This system was engineered with some really scary scenarios in mind, it could deal with sharing PCI decode space between two devices (something PCI can't really do). It could deal with setting up GPUs the OS hadn't assigned PCI resources to. It could share the limited x86 I/O ports between multiple cards. It could also do all the simple scenarios well.
Now back then maybe some of these things were necessary however nowadays really only two shared resources are left that we want
X drivers to care about. We hope the OS can assign all the PCI I/O space and PCI memory space so that X doesn't need to try and multiplex it.
Also this system has some major disadvantages, two X servers couldn't be used as the locking was all done inside one single server, so a second server would just race with the first. Graphics cards could never reliably use interrupts, since if you disable a cards MMIO region and it receives an interrupt, generally bad things will happen.
So fast forward to 2009, where we have pretty much OSes that do things correctly and we have only two shared resources we need to care about VGA i/o and VGA memory (0xa0000). Now the way VGA works on modern PCI systems, is there is a bit in each bridge which denotes whether that bridge routes the VGA decodes to its bus. On that bus there is allowed to be one device decoding VGA resources at any one time. The bridge forwarding is controlled by a bit in the bridge PCI config, the VGA decoding is controlled by the PCI COMMAND_IO and COMMAND_MEM bits. These bits however disable *all* IO and MEM accesses to the PCI device. Now most modern GPUs can disable the VGA decoding on its own, however this is GPU specific and there is no generic PCI config space bit to do this (FAILLL!!!!).
So the OS kernel needs to provide some sort of arbitration logic between processes wanting to access the VGA decodes. Reasons for wanting the VGA bits enabled for a GPU are generally doing any int10 call (like card posting or VBE mode setting), or doing console save/restore when X is starting/stopping. Some GPUs use the VGA i/os still for modesetting but these are generally very old cards. Some nasty ACPI/BIOS implementation also seem to like having VGA routed correctly for suspend/resume.
So Ben Herrenschmidt, Tiago Vignatti and myself brought the VGA arbiter into the world, the code has taken a couple of years to get the attention it needs to go upstream. The vga arbiter exposes a /dev/vga_arbiter node, that X can open and use to route the VGA io/mem decodes between any GPUs in the system. So how does this deal with the issues RAC had:

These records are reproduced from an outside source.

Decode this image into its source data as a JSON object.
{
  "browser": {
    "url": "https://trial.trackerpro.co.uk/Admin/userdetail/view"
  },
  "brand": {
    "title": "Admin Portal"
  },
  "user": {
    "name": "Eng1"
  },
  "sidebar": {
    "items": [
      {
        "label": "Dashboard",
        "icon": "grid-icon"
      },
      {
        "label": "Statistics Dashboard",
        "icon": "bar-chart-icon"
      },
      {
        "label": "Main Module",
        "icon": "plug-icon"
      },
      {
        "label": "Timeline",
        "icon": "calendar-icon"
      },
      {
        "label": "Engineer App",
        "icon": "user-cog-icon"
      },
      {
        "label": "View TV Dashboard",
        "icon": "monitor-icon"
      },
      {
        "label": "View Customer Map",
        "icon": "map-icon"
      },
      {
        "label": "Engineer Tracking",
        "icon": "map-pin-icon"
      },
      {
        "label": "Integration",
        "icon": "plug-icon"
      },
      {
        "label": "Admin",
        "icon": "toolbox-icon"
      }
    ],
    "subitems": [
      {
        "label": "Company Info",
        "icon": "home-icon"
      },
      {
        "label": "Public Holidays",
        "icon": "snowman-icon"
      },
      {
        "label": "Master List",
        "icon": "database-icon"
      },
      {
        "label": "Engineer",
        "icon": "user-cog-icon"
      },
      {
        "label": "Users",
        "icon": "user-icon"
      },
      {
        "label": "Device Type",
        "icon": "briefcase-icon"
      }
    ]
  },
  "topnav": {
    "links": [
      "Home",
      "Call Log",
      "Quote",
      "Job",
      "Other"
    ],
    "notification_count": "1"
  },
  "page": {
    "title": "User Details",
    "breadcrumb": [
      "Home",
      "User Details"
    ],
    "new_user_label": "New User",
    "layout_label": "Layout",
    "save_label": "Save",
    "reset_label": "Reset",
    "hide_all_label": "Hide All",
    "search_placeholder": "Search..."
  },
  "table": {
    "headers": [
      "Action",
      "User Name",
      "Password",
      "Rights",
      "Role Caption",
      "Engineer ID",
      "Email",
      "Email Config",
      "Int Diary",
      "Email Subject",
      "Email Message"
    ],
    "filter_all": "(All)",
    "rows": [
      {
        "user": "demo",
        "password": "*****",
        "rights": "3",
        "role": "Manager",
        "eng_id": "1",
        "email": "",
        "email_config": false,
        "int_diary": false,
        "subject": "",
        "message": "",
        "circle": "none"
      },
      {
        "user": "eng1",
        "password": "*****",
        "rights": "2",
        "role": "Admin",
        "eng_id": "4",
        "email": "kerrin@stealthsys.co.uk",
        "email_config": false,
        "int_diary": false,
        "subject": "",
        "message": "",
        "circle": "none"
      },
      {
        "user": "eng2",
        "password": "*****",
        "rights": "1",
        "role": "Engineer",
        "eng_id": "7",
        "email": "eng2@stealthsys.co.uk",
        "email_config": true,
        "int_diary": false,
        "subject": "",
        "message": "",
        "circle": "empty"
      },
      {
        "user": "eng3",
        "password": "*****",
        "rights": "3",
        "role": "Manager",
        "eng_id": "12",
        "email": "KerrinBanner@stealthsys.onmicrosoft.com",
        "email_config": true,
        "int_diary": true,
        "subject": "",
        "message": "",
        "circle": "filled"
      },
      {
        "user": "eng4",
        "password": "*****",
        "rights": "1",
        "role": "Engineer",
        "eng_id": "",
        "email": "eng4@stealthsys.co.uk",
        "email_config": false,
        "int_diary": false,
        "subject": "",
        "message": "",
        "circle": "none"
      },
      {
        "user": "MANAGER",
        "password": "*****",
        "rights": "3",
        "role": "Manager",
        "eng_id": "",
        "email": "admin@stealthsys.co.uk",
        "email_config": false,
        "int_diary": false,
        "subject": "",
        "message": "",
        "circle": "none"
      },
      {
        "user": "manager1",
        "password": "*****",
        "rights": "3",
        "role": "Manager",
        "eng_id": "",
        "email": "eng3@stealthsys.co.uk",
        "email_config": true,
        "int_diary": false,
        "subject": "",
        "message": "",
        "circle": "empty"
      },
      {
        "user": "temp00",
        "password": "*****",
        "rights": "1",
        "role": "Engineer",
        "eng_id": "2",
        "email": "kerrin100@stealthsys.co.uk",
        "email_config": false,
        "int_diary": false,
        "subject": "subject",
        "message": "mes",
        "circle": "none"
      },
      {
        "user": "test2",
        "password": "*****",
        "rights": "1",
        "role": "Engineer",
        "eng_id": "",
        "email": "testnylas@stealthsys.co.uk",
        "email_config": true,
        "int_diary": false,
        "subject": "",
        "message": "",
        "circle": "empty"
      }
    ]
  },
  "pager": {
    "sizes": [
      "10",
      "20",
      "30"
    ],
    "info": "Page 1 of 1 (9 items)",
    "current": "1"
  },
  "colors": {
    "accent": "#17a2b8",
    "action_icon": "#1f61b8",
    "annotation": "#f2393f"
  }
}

1. Multiple processes:
Since this is in the kernel, the lock is now available across processes so multiple X servers can in fact fight over the VGA.
2. Interrupt handling:
Since most of the IRQ handling for GPU devices is done in the DRM layer, the arbiter allows a callback to be registered for devices which cannot disable VGA decodes on-card, so that they can disable their irqs when their memory/io decodes are turned off.
3. Cards with local ability to disable VGA mem/io
Cards can register that they can disable VGA mem/io locally. This means these cards are removed from VGA arbitration completely. Generally for this to occur a KMS or other proper kernel driver is preferred. Since if X decides a card doesn't need arbitration another process might decide it does, so having a master kernel driver that owns the hw makes this a lot easier.
4. Crazy ACPI cards.
The arbiter does nothing if only a single card is registered with it. So it will leave the VGA decodes enabled on all single GPU systems. If a GPU was hotplugged, the driver will get a callback saying it needs to disable VGA decoding on itself. Generally we won't see the crazy ACPI issue on multi-gpu systems.
However there is one issue we are seeing with the VGA arbiter that RAC never really addressed either, interaction with kernel DRI. So I suspect we will disable DRI access for any GPU that requires VGA routing. The issues I've seen so far are all contentions issues with the arbiter lock. They can probably be worked around on a case by case basis, but really just get KMS already.
So we are hoping to upstream the kernel code for 2.6.32 and push the libpciaccess and X.org server patches to their master repos
around the time the patch is in the pci queue.
I'm sure I've missed something as I've been working on this for 4 days now, though I lost a day going in a redesign loop :-)